Each line of the records that holds "Ctrl" should be shown in full.

#### DATA LISTING

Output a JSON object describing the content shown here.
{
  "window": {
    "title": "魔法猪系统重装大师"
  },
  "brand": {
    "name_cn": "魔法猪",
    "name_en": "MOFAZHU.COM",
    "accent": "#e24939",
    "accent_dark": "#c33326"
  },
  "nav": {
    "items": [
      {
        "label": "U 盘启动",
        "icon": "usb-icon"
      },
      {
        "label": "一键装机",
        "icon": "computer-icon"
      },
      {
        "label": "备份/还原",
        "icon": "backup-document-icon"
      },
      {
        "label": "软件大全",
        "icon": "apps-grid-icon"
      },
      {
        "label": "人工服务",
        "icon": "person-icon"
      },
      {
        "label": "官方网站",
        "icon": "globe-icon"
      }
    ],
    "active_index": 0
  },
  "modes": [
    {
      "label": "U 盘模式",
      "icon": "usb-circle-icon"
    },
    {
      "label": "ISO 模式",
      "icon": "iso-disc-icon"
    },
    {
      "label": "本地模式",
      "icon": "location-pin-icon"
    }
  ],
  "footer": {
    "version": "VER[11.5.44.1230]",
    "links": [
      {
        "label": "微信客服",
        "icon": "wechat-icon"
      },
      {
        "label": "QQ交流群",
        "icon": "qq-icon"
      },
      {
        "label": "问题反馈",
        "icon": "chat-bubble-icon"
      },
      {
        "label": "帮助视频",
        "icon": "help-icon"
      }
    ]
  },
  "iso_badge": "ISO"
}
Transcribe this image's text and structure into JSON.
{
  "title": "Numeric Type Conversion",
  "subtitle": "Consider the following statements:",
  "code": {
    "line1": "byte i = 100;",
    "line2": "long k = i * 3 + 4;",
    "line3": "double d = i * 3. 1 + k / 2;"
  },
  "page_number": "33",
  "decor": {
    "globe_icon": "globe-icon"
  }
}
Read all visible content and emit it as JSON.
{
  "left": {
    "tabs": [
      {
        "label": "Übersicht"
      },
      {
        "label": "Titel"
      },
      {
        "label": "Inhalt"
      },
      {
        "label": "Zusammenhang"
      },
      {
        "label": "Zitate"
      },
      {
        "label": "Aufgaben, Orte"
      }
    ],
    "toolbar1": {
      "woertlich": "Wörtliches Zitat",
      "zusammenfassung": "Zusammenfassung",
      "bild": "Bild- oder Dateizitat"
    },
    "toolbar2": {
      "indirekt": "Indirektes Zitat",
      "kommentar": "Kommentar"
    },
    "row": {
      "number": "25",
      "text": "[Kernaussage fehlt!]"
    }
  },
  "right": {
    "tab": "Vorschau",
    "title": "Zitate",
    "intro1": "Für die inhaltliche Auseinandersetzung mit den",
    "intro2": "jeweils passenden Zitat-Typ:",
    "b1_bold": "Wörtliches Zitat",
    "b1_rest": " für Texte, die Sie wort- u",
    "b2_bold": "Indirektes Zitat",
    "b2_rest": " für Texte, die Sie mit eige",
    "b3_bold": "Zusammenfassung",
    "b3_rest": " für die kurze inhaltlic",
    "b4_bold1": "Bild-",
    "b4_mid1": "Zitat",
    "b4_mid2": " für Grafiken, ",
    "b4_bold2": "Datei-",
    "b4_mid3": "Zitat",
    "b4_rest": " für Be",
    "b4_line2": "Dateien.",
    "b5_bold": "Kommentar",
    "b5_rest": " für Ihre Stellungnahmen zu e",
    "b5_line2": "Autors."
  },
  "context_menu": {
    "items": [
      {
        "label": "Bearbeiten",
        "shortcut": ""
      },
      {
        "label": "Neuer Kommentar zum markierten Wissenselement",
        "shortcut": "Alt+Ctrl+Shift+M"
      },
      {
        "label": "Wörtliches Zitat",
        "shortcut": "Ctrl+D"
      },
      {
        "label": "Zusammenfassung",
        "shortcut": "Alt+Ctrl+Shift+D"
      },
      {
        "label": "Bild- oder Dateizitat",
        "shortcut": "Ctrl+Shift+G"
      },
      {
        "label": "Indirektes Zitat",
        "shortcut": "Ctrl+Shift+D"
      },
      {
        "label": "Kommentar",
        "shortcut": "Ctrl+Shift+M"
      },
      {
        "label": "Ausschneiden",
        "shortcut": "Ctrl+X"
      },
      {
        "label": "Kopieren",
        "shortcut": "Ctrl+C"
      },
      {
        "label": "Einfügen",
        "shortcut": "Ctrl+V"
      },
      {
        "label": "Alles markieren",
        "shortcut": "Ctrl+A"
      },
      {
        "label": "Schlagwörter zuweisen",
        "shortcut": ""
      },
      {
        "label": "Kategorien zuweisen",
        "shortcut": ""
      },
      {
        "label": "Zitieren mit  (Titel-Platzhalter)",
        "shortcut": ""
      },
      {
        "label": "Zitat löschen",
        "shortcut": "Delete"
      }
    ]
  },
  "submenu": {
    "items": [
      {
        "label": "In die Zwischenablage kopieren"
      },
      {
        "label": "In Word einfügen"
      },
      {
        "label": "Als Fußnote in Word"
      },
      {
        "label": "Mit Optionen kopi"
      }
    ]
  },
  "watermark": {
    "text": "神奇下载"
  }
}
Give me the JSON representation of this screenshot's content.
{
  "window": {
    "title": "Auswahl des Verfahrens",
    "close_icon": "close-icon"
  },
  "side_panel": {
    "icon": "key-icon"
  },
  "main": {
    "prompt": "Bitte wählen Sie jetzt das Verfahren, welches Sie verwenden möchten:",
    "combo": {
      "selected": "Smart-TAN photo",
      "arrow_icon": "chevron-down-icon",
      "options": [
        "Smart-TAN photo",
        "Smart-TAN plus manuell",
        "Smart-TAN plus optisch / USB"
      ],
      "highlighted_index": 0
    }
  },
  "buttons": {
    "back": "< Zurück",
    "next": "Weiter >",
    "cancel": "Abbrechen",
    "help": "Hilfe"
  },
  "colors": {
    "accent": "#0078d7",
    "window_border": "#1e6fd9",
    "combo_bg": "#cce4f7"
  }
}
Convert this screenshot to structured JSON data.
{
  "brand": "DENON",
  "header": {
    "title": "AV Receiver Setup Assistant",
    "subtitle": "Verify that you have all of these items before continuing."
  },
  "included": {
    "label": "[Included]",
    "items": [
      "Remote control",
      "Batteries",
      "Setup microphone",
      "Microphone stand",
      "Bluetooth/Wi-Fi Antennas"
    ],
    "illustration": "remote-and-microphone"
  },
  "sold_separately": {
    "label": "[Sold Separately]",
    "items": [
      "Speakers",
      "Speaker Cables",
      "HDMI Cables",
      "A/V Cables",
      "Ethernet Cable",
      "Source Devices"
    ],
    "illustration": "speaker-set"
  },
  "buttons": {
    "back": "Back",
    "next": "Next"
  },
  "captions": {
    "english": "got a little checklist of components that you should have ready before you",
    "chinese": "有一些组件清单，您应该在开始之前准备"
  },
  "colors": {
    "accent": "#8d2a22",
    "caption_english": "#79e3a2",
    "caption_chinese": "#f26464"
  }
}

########

ANSWER BOX
        "shortcut": "Alt+Ctrl+Shift+M"
        "shortcut": "Ctrl+D"
        "shortcut": "Alt+Ctrl+Shift+D"
        "shortcut": "Ctrl+Shift+G"
        "shortcut": "Ctrl+Shift+D"
        "shortcut": "Ctrl+Shift+M"
        "shortcut": "Ctrl+X"
        "shortcut": "Ctrl+C"
        "shortcut": "Ctrl+V"
        "shortcut": "Ctrl+A"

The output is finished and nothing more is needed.